A new label for them might help them establish themselves as their own thing - Device 6 is not like Hadean Lands, and it might not want to be sold as Hadean Lands. Or, it could just all get lumped under IF. We’re talking about parser-IF these days, so IF is no longer synonimous with parser.

As long as there’s interactivity, fiction, and a focus on the written word, maybe “interactive fiction” is big enough to cover all these works?

If we want an example of how to adapt novels and still not get IF, then I’d point you towards “IF Classics” and their “adaptations” of, recently, Cyrano.

I just consider them kinetic novels (sometimes stretched slightly in the direction of more interactivity).

This is the standard visual novel term for choiceless stories. See a bunch at games.renpy.org/category/kn

Yay! That would be great.

So, I thought about it more, and the other common element is a playfulness of interface – Device 6, etc are consciously experimental.

But it’s hard to stick a label on that! Labels for “experimental” are always being co-opted by new genres. That is – as soon as a thing becomes “its own thing”, people start repeating the interface conventions. Then it’s not experimental any more; it’s exploration of a form.

Multi-media fiction sounds like something that could be unveiled at some corprorate gathering with champagne and false tales of prospects. Plenty of fiction has images: especially children’s books.

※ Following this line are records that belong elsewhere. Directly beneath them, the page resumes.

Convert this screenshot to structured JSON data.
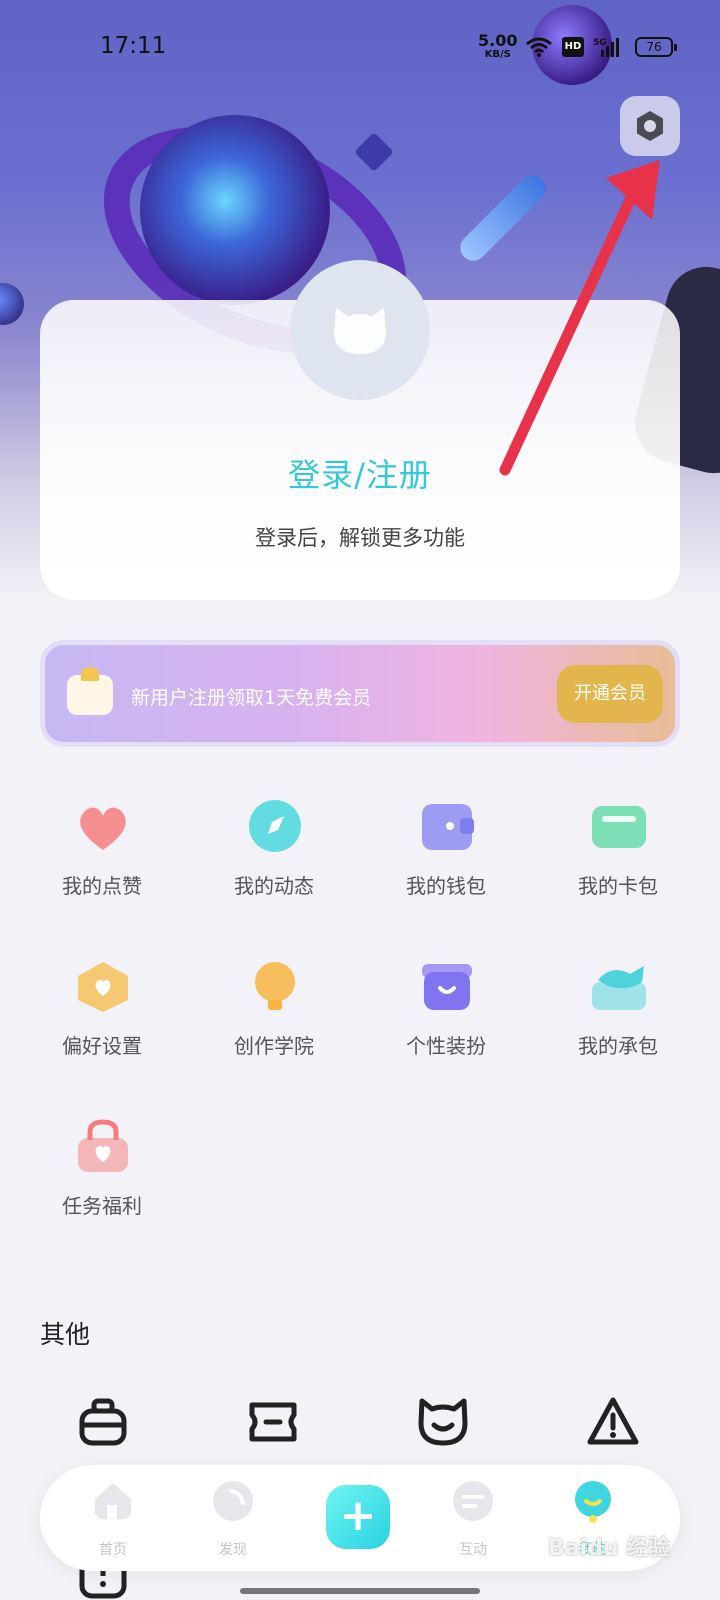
{
  "status_bar": {
    "time": "17:11",
    "net_speed": "5.00",
    "net_unit": "KB/S",
    "hd": "HD",
    "network": "5G",
    "battery": "76"
  },
  "header": {
    "settings_icon": "settings-hexagon-icon"
  },
  "login_card": {
    "title": "登录/注册",
    "subtitle": "登录后，解锁更多功能"
  },
  "vip_banner": {
    "text": "新用户注册领取1天免费会员",
    "button": "开通会员"
  },
  "menu": [
    {
      "label": "我的点赞",
      "icon": "heart-icon",
      "color": "#f47c7c"
    },
    {
      "label": "我的动态",
      "icon": "compass-icon",
      "color": "#48d8dc"
    },
    {
      "label": "我的钱包",
      "icon": "wallet-icon",
      "color": "#7f7ff0"
    },
    {
      "label": "我的卡包",
      "icon": "card-icon",
      "color": "#5ed9a4"
    },
    {
      "label": "偏好设置",
      "icon": "preference-icon",
      "color": "#f5c25b"
    },
    {
      "label": "创作学院",
      "icon": "lightbulb-icon",
      "color": "#f6b542"
    },
    {
      "label": "个性装扮",
      "icon": "store-icon",
      "color": "#8074f0"
    },
    {
      "label": "我的承包",
      "icon": "fish-icon",
      "color": "#4ed2dc"
    },
    {
      "label": "任务福利",
      "icon": "gift-bag-icon",
      "color": "#f47c7c"
    }
  ],
  "other": {
    "title": "其他",
    "icons": [
      "pot-icon",
      "ticket-icon",
      "cat-face-icon",
      "warning-icon"
    ]
  },
  "bottom_nav": [
    {
      "label": "首页",
      "icon": "home-icon"
    },
    {
      "label": "发现",
      "icon": "discover-icon"
    },
    {
      "label": "",
      "icon": "plus-icon"
    },
    {
      "label": "互动",
      "icon": "chat-icon"
    },
    {
      "label": "我的",
      "icon": "profile-icon"
    }
  ],
  "watermark": "Baidu 经验"
}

The early Fighting Fantasy books had art in them. So it boils down to audio and video. Audio will always be opt-in anyway given not all browsers support the same file extensions and not everyone has speakers hooked up to their PC. And video seems unworkable without audio when there’s other ways to animate stuff without it.

I like kinetic fiction, really I do.

Moving Fiction?

If you want to be plain about it, yes. That idea of motion in a medium that is usually static is the one thing that’s common to most of the works that have been brought up. I’ve played only a handful, but in Device 6, for instance, I know the idea of motion, the idea of momentum, the energy necessary for the story to keep moving, is part of its appeal. “Kinetic” to my mind brings up all these things - motion (usually forward), energetic motion. It’s dynamic.